WORK INSTRUCTIONS -
Identify all lines in the listing that include the word "JSON", and copy them out.

PROVIDED DATA -
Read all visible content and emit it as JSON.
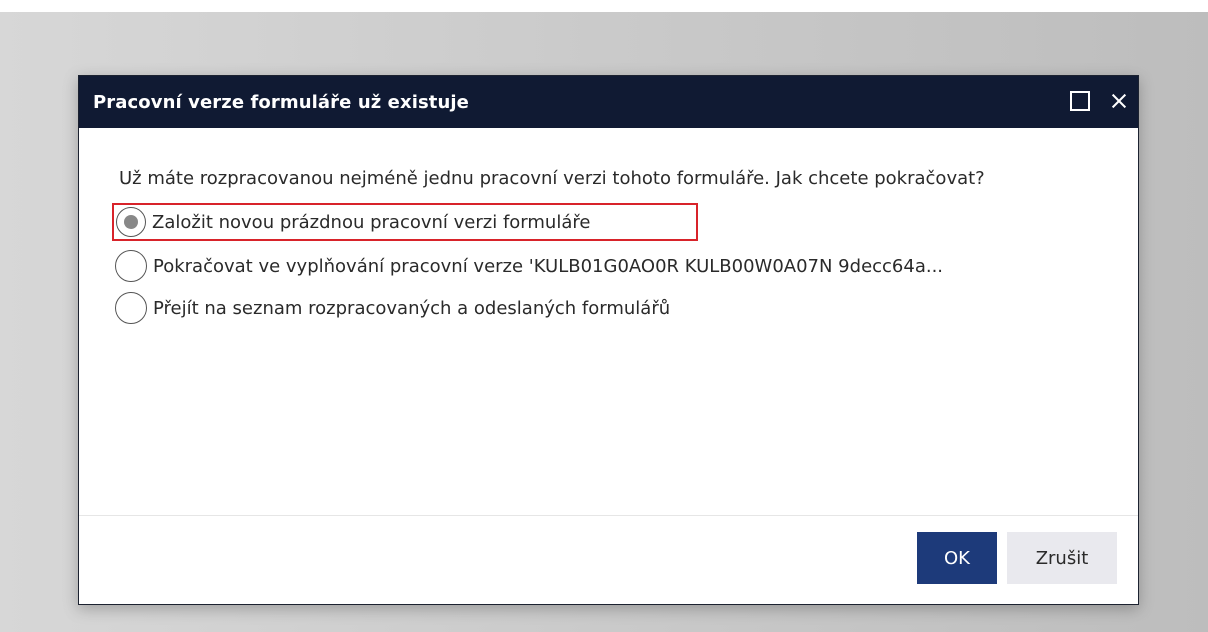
{
  "dialog": {
    "title": "Pracovní verze formuláře už existuje",
    "question": "Už máte rozpracovanou nejméně jednu pracovní verzi tohoto formuláře. Jak chcete pokračovat?",
    "options": [
      {
        "label": "Založit novou prázdnou pracovní verzi formuláře",
        "selected": true
      },
      {
        "label": "Pokračovat ve vyplňování pracovní verze 'KULB01G0AO0R KULB00W0A07N 9decc64a...",
        "selected": false
      },
      {
        "label": "Přejít na seznam rozpracovaných a odeslaných formulářů",
        "selected": false
      }
    ],
    "ok_label": "OK",
    "cancel_label": "Zrušit"
  },
  "icons": {
    "maximize": "maximize-icon",
    "close": "close-icon"
  },
  "colors": {
    "titlebar": "#101a33",
    "primary_button": "#1d3a7a",
    "highlight": "#d8232a",
    "secondary_button": "#e9e9ee"
  }
}
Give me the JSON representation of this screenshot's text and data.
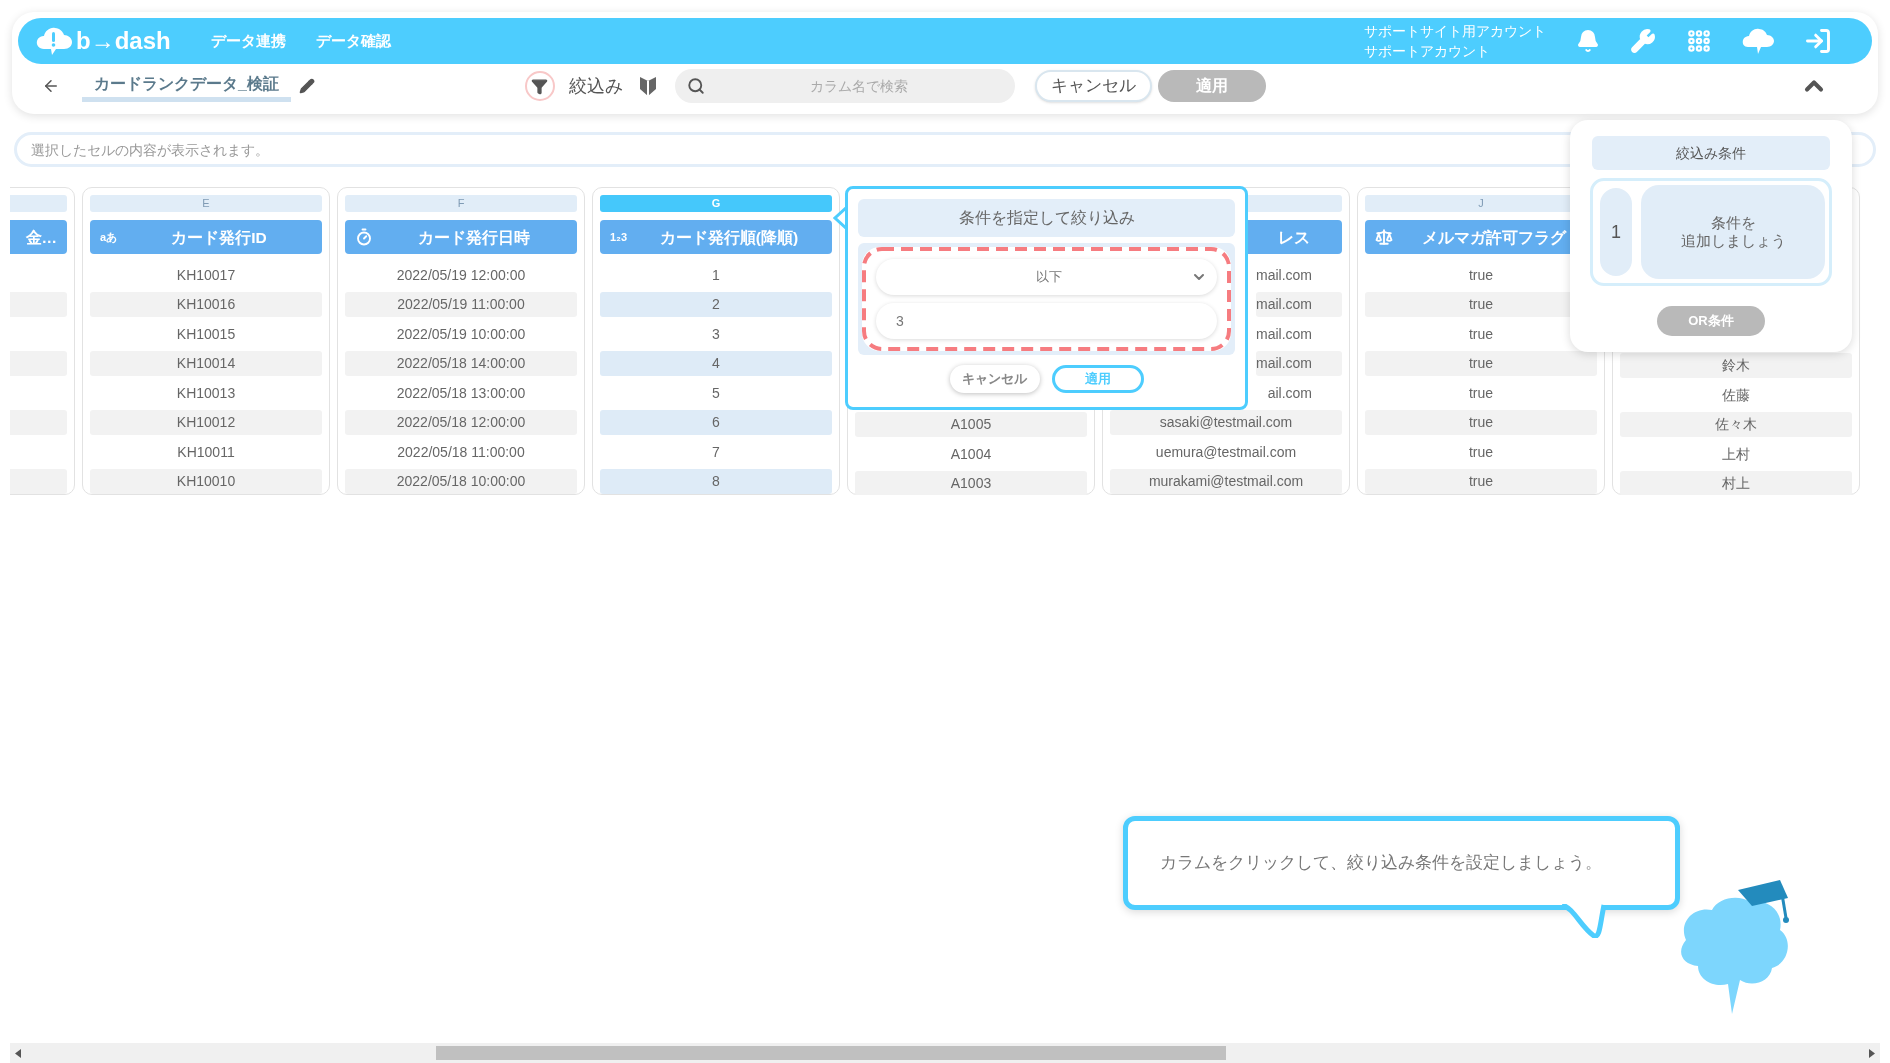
{
  "app": {
    "logo": "b→dash",
    "nav": [
      {
        "label": "データ連携"
      },
      {
        "label": "データ確認"
      }
    ],
    "account": [
      "サポートサイト用アカウント",
      "サポートアカウント"
    ]
  },
  "toolbar": {
    "title": "カードランクデータ_検証",
    "filter_label": "絞込み",
    "search": {
      "placeholder": "カラム名で検索"
    },
    "cancel": "キャンセル",
    "apply": {
      "label": "適用",
      "disabled": true
    }
  },
  "cell_preview": {
    "placeholder": "選択したセルの内容が表示されます。"
  },
  "columns": [
    {
      "header": "金…",
      "selected": false
    },
    {
      "letter": "E",
      "kind": "text",
      "type_label": "aあ",
      "header": "カード発行ID",
      "selected": false,
      "rows": [
        {
          "text": "KH10017"
        },
        {
          "text": "KH10016"
        },
        {
          "text": "KH10015"
        },
        {
          "text": "KH10014"
        },
        {
          "text": "KH10013"
        },
        {
          "text": "KH10012"
        },
        {
          "text": "KH10011"
        },
        {
          "text": "KH10010"
        }
      ]
    },
    {
      "letter": "F",
      "kind": "datetime",
      "header": "カード発行日時",
      "selected": false,
      "rows": [
        {
          "text": "2022/05/19 12:00:00"
        },
        {
          "text": "2022/05/19 11:00:00"
        },
        {
          "text": "2022/05/19 10:00:00"
        },
        {
          "text": "2022/05/18 14:00:00"
        },
        {
          "text": "2022/05/18 13:00:00"
        },
        {
          "text": "2022/05/18 12:00:00"
        },
        {
          "text": "2022/05/18 11:00:00"
        },
        {
          "text": "2022/05/18 10:00:00"
        }
      ]
    },
    {
      "letter": "G",
      "kind": "number",
      "type_label": "1₂3",
      "header": "カード発行順(降順)",
      "selected": true,
      "rows": [
        {
          "text": "1"
        },
        {
          "text": "2"
        },
        {
          "text": "3"
        },
        {
          "text": "4"
        },
        {
          "text": "5"
        },
        {
          "text": "6"
        },
        {
          "text": "7"
        },
        {
          "text": "8"
        }
      ]
    },
    {
      "rows": [
        {
          "text": "A1005"
        },
        {
          "text": "A1004"
        },
        {
          "text": "A1003"
        }
      ]
    },
    {
      "header": "レス",
      "header_partly_hidden": true,
      "selected": false,
      "rows": [
        {
          "text": "mail.com",
          "partly_hidden": true
        },
        {
          "text": "mail.com",
          "partly_hidden": true
        },
        {
          "text": "mail.com",
          "partly_hidden": true
        },
        {
          "text": "mail.com",
          "partly_hidden": true
        },
        {
          "text": "ail.com",
          "partly_hidden": true
        },
        {
          "text": "sasaki@testmail.com"
        },
        {
          "text": "uemura@testmail.com"
        },
        {
          "text": "murakami@testmail.com"
        }
      ]
    },
    {
      "letter": "J",
      "kind": "boolean",
      "header": "メルマガ許可フラグ",
      "selected": false,
      "rows": [
        {
          "text": "true"
        },
        {
          "text": "true"
        },
        {
          "text": "true"
        },
        {
          "text": "true"
        },
        {
          "text": "true"
        },
        {
          "text": "true"
        },
        {
          "text": "true"
        },
        {
          "text": "true"
        }
      ]
    },
    {
      "rows": [
        {
          "text": "鈴木"
        },
        {
          "text": "佐藤"
        },
        {
          "text": "佐々木"
        },
        {
          "text": "上村"
        },
        {
          "text": "村上"
        }
      ]
    }
  ],
  "filter_popover": {
    "title": "条件を指定して絞り込み",
    "operator": "以下",
    "value": "3",
    "cancel": "キャンセル",
    "apply": "適用"
  },
  "conditions_panel": {
    "title": "絞込み条件",
    "groups": [
      {
        "number": "1",
        "hint_lines": [
          "条件を",
          "追加しましょう"
        ]
      }
    ],
    "or_button": {
      "label": "OR条件",
      "disabled": true
    }
  },
  "guide": {
    "message": "カラムをクリックして、絞り込み条件を設定しましょう。"
  }
}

SOLVED PROBLEM -
Read all visible content and emit it as JSON.
Give me the JSON representation of this screenshot's text and data.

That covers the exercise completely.